But what I think has gone under the radar more than anything is their turnover margin. Their defense is given its due thanks to the 2-3 zone that all announcers love to dissect (yes, Syracuse does have length). The Orange are first in the nation in combined steals and blocks. But it’s their lack of turnovers on the offensive end that has been particularly impressive. The Orange are averaging just over 11 turnovers per game and thus have a turnover margin of +7.4. That’s 7.4 extra possessions per game that helps make up for their above average, but not amazing, offense in the half court set.
So I get why people could watch Syracuse play and question whether they are the top team in the nation. But this team is the total package and while some question whether they win a title without a star, that is perhaps the biggest reason they can win a title. Take a look at how Boeheim managed this squad Saturday against Providence.
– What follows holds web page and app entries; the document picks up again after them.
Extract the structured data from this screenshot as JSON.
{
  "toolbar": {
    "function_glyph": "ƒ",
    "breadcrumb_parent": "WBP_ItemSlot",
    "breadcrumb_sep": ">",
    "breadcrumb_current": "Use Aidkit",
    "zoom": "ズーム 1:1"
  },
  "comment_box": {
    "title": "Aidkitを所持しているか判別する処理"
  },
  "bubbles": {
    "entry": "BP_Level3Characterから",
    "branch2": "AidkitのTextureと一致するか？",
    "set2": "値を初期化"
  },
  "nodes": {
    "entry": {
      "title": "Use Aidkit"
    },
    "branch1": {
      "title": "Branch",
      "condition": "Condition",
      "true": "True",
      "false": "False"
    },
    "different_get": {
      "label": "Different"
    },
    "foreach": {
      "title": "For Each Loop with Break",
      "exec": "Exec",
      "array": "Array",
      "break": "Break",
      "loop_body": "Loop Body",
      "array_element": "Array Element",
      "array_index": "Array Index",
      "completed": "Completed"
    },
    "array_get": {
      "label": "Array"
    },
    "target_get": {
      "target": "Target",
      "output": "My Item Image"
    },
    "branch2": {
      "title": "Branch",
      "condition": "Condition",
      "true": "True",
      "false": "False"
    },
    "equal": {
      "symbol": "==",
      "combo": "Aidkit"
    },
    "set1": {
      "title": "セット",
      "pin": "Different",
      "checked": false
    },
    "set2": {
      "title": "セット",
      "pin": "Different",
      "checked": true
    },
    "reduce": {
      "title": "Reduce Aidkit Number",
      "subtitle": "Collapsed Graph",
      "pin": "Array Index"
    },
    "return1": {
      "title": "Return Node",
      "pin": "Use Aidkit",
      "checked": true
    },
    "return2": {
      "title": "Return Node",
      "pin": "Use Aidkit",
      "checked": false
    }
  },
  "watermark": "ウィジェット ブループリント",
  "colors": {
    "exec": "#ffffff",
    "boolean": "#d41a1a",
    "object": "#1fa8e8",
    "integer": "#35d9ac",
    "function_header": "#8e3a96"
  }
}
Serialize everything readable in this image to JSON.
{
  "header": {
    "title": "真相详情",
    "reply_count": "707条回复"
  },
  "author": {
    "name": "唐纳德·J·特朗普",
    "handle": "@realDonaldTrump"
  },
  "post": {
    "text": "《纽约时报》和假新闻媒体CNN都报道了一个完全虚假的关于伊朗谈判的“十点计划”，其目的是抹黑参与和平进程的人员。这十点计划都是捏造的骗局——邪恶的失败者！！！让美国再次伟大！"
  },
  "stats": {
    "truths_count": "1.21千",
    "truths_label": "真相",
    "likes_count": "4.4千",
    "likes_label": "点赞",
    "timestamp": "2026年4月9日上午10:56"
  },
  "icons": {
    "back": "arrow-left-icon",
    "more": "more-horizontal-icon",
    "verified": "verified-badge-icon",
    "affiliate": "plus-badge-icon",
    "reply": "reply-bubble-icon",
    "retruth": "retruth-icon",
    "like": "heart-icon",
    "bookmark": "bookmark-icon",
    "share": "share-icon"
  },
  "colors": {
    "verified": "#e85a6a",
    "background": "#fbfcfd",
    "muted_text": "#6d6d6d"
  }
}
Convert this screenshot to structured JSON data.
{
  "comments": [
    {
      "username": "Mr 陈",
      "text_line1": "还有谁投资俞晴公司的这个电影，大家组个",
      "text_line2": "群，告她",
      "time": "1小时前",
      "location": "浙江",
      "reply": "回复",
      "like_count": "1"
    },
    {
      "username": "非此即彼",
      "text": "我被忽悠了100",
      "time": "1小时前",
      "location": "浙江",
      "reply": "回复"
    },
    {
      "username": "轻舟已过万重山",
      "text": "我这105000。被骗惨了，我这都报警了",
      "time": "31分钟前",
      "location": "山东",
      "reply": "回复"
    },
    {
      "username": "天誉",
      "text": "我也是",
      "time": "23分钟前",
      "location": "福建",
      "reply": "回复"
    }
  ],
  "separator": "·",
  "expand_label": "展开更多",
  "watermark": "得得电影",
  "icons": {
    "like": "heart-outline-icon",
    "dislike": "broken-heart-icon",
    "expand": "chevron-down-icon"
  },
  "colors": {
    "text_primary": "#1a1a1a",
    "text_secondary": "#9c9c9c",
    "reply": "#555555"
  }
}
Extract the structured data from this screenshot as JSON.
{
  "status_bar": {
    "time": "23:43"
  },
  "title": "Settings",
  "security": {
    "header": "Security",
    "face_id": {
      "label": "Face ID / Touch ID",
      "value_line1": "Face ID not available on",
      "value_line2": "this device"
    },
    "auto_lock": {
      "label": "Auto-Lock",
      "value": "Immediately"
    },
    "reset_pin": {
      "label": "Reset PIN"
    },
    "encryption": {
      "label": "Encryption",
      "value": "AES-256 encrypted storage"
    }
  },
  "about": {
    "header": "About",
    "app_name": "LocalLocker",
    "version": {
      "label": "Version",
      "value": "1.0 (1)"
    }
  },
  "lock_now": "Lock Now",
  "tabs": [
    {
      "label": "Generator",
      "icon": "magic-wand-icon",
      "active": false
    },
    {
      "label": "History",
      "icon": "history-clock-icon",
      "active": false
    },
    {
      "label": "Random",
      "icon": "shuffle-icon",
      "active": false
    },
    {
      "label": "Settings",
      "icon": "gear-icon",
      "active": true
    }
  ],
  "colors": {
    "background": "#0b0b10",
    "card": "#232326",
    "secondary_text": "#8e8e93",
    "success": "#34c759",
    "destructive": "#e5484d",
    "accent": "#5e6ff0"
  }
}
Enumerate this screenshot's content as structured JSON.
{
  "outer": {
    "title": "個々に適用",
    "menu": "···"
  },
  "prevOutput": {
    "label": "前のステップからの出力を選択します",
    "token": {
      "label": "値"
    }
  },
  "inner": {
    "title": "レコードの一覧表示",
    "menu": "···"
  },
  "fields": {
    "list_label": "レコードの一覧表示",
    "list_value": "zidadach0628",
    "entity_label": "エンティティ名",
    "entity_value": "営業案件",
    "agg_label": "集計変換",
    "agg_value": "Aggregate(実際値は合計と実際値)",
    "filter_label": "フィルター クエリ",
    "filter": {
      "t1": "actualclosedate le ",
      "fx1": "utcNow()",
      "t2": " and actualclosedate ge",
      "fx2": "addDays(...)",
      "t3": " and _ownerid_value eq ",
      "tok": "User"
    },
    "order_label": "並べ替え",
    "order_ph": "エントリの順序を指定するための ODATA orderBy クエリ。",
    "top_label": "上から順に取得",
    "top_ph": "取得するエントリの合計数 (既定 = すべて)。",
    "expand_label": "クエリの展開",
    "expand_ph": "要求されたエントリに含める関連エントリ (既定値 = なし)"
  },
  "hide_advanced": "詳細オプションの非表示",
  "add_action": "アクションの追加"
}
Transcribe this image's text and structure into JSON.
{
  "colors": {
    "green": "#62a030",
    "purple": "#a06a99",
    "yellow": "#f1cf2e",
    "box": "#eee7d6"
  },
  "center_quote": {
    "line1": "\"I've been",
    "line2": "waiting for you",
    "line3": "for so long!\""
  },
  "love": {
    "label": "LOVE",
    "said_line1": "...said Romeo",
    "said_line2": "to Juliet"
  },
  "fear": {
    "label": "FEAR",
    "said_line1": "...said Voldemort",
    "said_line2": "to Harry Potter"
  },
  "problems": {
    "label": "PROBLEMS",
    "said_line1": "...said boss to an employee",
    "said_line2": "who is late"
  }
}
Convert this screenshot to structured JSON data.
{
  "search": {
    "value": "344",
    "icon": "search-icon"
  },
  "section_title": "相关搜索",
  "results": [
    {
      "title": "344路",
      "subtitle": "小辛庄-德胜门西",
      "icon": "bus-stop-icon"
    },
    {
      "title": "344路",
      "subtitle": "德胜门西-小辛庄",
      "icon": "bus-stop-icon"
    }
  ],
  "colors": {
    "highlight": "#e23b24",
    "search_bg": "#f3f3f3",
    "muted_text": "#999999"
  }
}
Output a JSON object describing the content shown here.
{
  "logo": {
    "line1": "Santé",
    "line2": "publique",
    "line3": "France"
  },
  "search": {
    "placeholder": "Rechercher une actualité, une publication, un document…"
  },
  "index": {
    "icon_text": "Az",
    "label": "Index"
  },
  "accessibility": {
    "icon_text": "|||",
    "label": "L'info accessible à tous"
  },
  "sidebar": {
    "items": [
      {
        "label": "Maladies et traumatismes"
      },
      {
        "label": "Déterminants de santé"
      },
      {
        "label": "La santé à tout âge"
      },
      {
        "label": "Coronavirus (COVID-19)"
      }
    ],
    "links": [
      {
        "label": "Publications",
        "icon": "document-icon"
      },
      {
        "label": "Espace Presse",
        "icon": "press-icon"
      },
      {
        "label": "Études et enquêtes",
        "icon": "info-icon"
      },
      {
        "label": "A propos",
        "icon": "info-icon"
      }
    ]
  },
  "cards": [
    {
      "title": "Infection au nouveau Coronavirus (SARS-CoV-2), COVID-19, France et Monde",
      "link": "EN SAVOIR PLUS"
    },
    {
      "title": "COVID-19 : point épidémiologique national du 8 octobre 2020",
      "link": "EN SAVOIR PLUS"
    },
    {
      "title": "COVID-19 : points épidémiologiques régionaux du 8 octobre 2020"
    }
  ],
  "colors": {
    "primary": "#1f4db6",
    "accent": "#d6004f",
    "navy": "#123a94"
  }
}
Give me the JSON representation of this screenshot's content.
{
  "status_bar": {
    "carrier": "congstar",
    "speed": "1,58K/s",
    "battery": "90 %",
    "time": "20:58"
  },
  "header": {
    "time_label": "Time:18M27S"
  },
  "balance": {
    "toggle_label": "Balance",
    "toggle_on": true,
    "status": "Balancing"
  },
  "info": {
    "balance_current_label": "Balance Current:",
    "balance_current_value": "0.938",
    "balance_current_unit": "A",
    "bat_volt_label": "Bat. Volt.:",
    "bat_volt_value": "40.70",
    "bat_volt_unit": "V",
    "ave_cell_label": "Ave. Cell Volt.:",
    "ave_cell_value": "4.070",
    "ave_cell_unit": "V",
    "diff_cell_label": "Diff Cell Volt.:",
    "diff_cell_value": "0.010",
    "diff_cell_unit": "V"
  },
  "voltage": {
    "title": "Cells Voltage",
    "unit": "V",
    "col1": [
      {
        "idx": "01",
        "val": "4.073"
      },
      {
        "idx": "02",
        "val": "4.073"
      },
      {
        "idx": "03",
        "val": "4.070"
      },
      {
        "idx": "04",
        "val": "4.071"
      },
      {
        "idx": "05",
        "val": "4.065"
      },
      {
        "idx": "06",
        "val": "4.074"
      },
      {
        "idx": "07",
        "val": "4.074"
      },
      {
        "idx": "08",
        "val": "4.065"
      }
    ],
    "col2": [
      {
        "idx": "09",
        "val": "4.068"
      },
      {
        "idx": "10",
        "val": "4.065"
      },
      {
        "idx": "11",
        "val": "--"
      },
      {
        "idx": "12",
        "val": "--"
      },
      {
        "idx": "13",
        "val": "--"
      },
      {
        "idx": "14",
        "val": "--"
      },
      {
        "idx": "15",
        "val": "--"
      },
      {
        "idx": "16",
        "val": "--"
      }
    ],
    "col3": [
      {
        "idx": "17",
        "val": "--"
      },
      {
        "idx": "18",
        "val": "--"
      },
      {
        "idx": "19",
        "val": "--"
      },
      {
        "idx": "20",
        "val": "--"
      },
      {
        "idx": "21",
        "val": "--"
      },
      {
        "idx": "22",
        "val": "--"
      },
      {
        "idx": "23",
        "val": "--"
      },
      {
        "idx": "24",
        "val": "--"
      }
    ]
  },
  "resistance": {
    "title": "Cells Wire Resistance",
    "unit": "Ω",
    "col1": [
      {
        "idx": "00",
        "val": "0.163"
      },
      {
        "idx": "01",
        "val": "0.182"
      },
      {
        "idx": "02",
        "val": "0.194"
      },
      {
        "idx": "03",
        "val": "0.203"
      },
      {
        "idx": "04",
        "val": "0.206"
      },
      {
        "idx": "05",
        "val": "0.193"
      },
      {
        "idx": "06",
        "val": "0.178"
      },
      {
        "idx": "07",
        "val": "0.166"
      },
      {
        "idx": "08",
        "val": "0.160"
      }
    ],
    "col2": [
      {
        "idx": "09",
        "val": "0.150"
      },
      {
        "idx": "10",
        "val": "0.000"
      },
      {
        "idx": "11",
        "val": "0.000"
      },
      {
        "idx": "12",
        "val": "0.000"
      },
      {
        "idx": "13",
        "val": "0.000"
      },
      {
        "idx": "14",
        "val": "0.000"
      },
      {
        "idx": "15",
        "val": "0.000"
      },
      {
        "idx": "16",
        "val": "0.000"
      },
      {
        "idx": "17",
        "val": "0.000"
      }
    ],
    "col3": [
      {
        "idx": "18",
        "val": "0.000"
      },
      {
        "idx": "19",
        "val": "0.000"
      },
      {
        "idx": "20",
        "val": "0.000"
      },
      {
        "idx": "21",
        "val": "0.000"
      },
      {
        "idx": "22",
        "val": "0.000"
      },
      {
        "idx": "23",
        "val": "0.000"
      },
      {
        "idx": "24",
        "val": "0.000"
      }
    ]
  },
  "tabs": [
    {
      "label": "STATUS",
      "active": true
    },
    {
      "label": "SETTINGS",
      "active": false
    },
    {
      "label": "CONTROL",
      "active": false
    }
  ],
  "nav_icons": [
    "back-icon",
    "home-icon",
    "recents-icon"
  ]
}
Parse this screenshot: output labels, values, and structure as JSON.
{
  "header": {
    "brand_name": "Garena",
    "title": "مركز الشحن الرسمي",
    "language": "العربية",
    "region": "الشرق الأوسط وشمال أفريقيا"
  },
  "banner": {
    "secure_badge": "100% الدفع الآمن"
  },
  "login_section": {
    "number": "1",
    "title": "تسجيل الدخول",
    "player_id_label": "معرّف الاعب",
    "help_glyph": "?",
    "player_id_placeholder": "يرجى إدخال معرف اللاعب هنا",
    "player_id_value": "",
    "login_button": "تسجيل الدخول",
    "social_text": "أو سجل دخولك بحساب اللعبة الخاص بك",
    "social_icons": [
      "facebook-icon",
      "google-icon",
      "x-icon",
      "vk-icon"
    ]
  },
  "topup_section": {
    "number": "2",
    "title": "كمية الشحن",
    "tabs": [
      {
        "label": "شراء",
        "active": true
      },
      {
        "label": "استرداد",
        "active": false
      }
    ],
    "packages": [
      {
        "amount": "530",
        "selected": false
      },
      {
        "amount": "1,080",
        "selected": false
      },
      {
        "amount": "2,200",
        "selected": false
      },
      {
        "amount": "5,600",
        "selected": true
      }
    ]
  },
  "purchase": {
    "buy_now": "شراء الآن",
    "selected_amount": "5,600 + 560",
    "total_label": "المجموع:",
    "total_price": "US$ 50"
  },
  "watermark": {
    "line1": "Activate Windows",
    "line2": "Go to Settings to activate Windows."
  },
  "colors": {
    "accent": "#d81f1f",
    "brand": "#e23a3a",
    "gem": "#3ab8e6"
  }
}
No player played more than 29 minutes but 10 players played over 10 minutes (and Mookie played 8). Aside from getting more PT for some of his players, this was also about looking forward to the quick turnaround with Pitt coming to town on Monday. You think that type of depth will come in handy during the brutal Big East turnaround or the two days in between the Sweet 16 and the Elite 8?
- Syracuse heads home wondering what if - March 25, 2012
- Syracuse survives 3-point barrage - March 23, 2012
- Syracuse dispels doubts, brings sense of hope - March 18, 2012
- Orange give no reason to be optimistic - March 16, 2012
- Flaws and uncharacteristic errors too much to overcome - March 10, 2012
- Newfound depth bodes well for tournament - March 9, 2012
- For Syracuse, inconsistency not a bad thing - March 4, 2012
- Syracuse finds another way to win - February 26, 2012
- ‘Finding ways to win’ works for now for Syracuse - February 23, 2012
- Winning close games: A sign of strength or exposing weaknesses? - February 20, 2012